A seemingly harmless Coke ad shown during the Super Bowl last month spiked controversy throughout the country and on social media, lending an interesting look at our nation’s stance on immigrants.
The ad featured children of different nationalities singing “America, the Beautiful” in the background while they were shown engaged in what might be considered American activities, such as eating popcorn at the movies (and drinking Coke, of course) or practicing skateboard tricks. The aspect that made this controversial to those who opposed it was that the children were not singing the song in English, but in their native languages.
Many people flooded social media with negative responses to the ad because they felt it was “un-American” to sing “America, the Beautiful” in foreign languages.
However, only nine percent of Americans come from an English background. The other 91 percent come from families that spoke a different language before immigrating to America and probably continued to speak their native languages at home for a while, even if some of those families later abandoned the language and now only use English. And today more than a quarter of Americans are bilingual, a substantial portion of the population.

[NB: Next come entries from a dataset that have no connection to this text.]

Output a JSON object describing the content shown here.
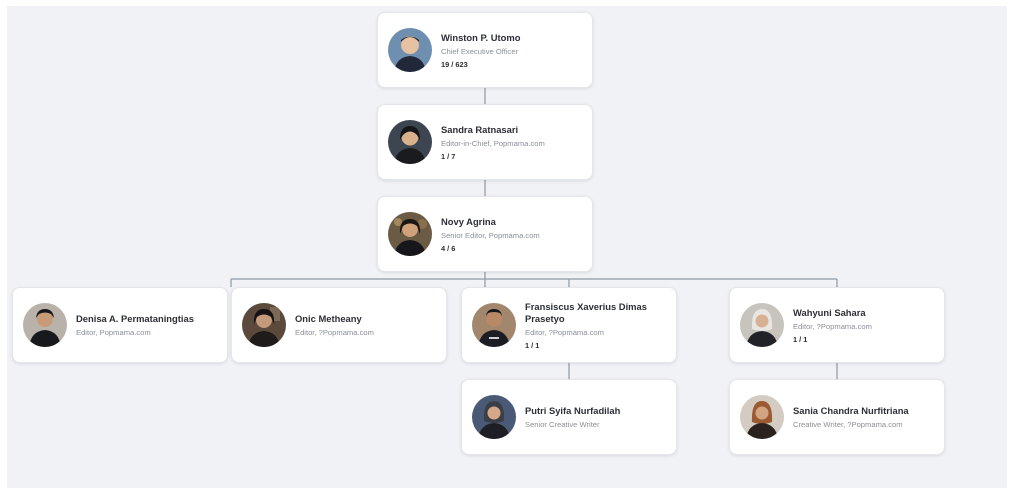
{
  "nodes": [
    {
      "name": "Winston P. Utomo",
      "title": "Chief Executive Officer",
      "count": "19 / 623",
      "avatar": "avatar-photo-winston",
      "bg": "#6f8fb0"
    },
    {
      "name": "Sandra Ratnasari",
      "title": "Editor-in-Chief, Popmama.com",
      "count": "1 / 7",
      "avatar": "avatar-photo-sandra",
      "bg": "#3d4550"
    },
    {
      "name": "Novy Agrina",
      "title": "Senior Editor, Popmama.com",
      "count": "4 / 6",
      "avatar": "avatar-photo-novy",
      "bg": "#6b5a44"
    },
    {
      "name": "Denisa A. Permataningtias",
      "title": "Editor, Popmama.com",
      "count": "",
      "avatar": "avatar-photo-denisa",
      "bg": "#b9b2aa"
    },
    {
      "name": "Onic Metheany",
      "title": "Editor, ?Popmama.com",
      "count": "",
      "avatar": "avatar-photo-onic",
      "bg": "#5b4a3c"
    },
    {
      "name": "Fransiscus Xaverius Dimas Prasetyo",
      "title": "Editor, ?Popmama.com",
      "count": "1 / 1",
      "avatar": "avatar-photo-fransiscus",
      "bg": "#a2876d"
    },
    {
      "name": "Wahyuni Sahara",
      "title": "Editor, ?Popmama.com",
      "count": "1 / 1",
      "avatar": "avatar-photo-wahyuni",
      "bg": "#c7c3bd"
    },
    {
      "name": "Putri Syifa Nurfadilah",
      "title": "Senior Creative Writer",
      "count": "",
      "avatar": "avatar-photo-putri",
      "bg": "#4a5a76"
    },
    {
      "name": "Sania Chandra Nurfitriana",
      "title": "Creative Writer, ?Popmama.com",
      "count": "",
      "avatar": "avatar-photo-sania",
      "bg": "#d4ccc2"
    }
  ],
  "colors": {
    "canvas": "#f1f2f5",
    "card": "#ffffff",
    "connector": "#8f98a3",
    "name": "#2c2f36",
    "title": "#8a9099"
  }
}
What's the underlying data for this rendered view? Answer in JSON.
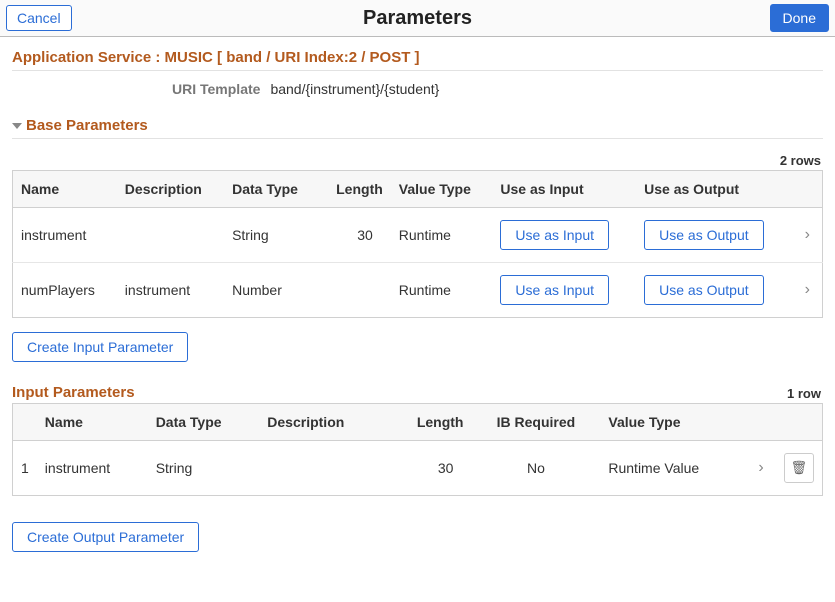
{
  "topbar": {
    "cancel": "Cancel",
    "title": "Parameters",
    "done": "Done"
  },
  "appService": "Application Service : MUSIC [ band / URI Index:2 / POST ]",
  "uriTemplate": {
    "label": "URI Template",
    "value": "band/{instrument}/{student}"
  },
  "baseParams": {
    "header": "Base Parameters",
    "rowcount": "2 rows",
    "cols": {
      "name": "Name",
      "desc": "Description",
      "dtype": "Data Type",
      "len": "Length",
      "vtype": "Value Type",
      "uin": "Use as Input",
      "uout": "Use as Output"
    },
    "rows": [
      {
        "name": "instrument",
        "desc": "",
        "dtype": "String",
        "len": "30",
        "vtype": "Runtime",
        "uin": "Use as Input",
        "uout": "Use as Output"
      },
      {
        "name": "numPlayers",
        "desc": "instrument",
        "dtype": "Number",
        "len": "",
        "vtype": "Runtime",
        "uin": "Use as Input",
        "uout": "Use as Output"
      }
    ]
  },
  "createInput": "Create Input Parameter",
  "inputParams": {
    "header": "Input Parameters",
    "rowcount": "1 row",
    "cols": {
      "idx": "",
      "name": "Name",
      "dtype": "Data Type",
      "desc": "Description",
      "len": "Length",
      "ibreq": "IB Required",
      "vtype": "Value Type"
    },
    "rows": [
      {
        "idx": "1",
        "name": "instrument",
        "dtype": "String",
        "desc": "",
        "len": "30",
        "ibreq": "No",
        "vtype": "Runtime Value"
      }
    ]
  },
  "createOutput": "Create Output Parameter"
}
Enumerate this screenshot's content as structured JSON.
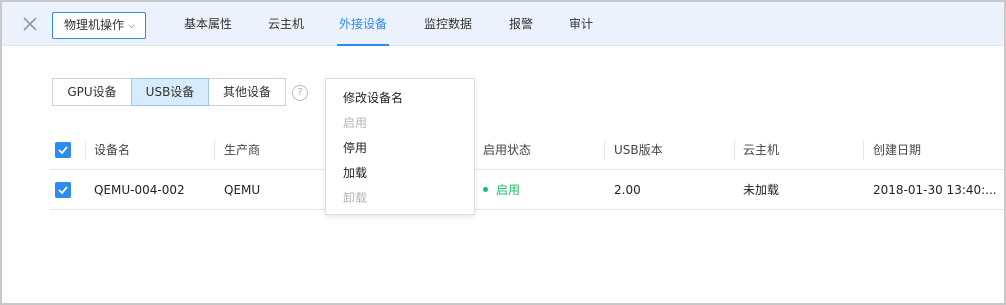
{
  "header": {
    "ops_button_label": "物理机操作",
    "ops_caret": "⌵",
    "tabs": [
      {
        "label": "基本属性"
      },
      {
        "label": "云主机"
      },
      {
        "label": "外接设备"
      },
      {
        "label": "监控数据"
      },
      {
        "label": "报警"
      },
      {
        "label": "审计"
      }
    ],
    "active_tab": "外接设备"
  },
  "device_types": [
    {
      "label": "GPU设备"
    },
    {
      "label": "USB设备"
    },
    {
      "label": "其他设备"
    }
  ],
  "active_device_type": "USB设备",
  "help_glyph": "?",
  "table": {
    "columns": [
      "设备名",
      "生产商",
      "启用状态",
      "USB版本",
      "云主机",
      "创建日期"
    ],
    "rows": [
      {
        "name": "QEMU-004-002",
        "vendor": "QEMU",
        "status": "启用",
        "usb_version": "2.00",
        "vm": "未加载",
        "created": "2018-01-30 13:40:..."
      }
    ]
  },
  "context_menu": {
    "items": [
      {
        "label": "修改设备名",
        "enabled": true
      },
      {
        "label": "启用",
        "enabled": false
      },
      {
        "label": "停用",
        "enabled": true
      },
      {
        "label": "加载",
        "enabled": true
      },
      {
        "label": "卸载",
        "enabled": false
      }
    ]
  },
  "colors": {
    "accent": "#2d8cf0",
    "header_bg": "#ecf2fb",
    "status_enabled": "#19be6b",
    "disabled_text": "#b4b4b4"
  },
  "icons": {
    "close": "close-icon",
    "caret": "chevron-down-icon",
    "help": "question-circle-icon",
    "checkbox": "checkbox-checked-icon",
    "status": "status-dot-icon"
  }
}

The reaction to the ad shows more than an attachment to the English language. It shows an aversion to the assimilation of other cultures into our society which is strange in a country comprised almost solely of immigrants. American society is formed from the mixing of cultures to create something new. This very mixing can be said to define American society. In very few other countries in the world are there Caucasian, Latino, Middle Eastern, African and Asian students all in the same school.
As an Asian Indian American I’ve learned to eat rice with my fingers, attended Diwali parties and worn “dupattas” to school as scarves. Because my friends are from a variety of different cultures I’ve also gotten to attend Hanukkah parties and eat Asian sweets to celebrate the Lunar New Year. America is defined by this variety of cultures.

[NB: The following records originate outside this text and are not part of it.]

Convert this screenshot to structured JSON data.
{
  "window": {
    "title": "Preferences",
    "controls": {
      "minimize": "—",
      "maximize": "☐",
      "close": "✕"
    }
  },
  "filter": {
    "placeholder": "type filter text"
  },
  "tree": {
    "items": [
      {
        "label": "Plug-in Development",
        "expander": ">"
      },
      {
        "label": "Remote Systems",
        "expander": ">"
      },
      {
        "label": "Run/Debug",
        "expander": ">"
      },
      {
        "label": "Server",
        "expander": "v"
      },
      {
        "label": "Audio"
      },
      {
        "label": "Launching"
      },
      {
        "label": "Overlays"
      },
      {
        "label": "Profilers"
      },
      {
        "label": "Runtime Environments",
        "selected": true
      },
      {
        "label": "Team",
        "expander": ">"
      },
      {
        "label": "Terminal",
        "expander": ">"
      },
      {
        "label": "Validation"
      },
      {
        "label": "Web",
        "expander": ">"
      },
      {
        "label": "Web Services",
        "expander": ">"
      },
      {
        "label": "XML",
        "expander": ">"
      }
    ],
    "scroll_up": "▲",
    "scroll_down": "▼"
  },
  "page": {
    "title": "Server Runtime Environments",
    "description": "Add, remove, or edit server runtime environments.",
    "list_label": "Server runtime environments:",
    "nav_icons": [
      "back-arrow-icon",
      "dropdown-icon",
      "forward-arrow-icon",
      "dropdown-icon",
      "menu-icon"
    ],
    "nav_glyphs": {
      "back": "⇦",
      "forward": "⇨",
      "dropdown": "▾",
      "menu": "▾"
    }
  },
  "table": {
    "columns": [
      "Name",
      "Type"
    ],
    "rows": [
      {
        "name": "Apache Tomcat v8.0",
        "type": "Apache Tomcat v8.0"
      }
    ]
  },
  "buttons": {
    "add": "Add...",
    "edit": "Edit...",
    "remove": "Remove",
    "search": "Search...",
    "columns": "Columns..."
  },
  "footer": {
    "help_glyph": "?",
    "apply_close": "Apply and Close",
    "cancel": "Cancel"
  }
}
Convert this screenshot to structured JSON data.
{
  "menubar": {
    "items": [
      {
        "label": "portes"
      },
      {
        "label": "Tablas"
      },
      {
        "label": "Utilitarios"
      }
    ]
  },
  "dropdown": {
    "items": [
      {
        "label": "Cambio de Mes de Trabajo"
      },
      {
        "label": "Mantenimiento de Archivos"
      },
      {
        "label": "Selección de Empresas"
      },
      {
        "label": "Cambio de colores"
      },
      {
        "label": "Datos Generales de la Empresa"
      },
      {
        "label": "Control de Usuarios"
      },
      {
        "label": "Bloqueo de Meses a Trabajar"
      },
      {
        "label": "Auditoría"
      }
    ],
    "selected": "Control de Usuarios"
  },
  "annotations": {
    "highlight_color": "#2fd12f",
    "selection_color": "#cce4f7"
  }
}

I know very few students felt the ad to be “un-American,” but at the same time it is a reminder to celebrate the individuality we have within this school and in our country. It’s a reminder to be open to the variety of beautiful cultures that America gives us the chance to experience right here at home.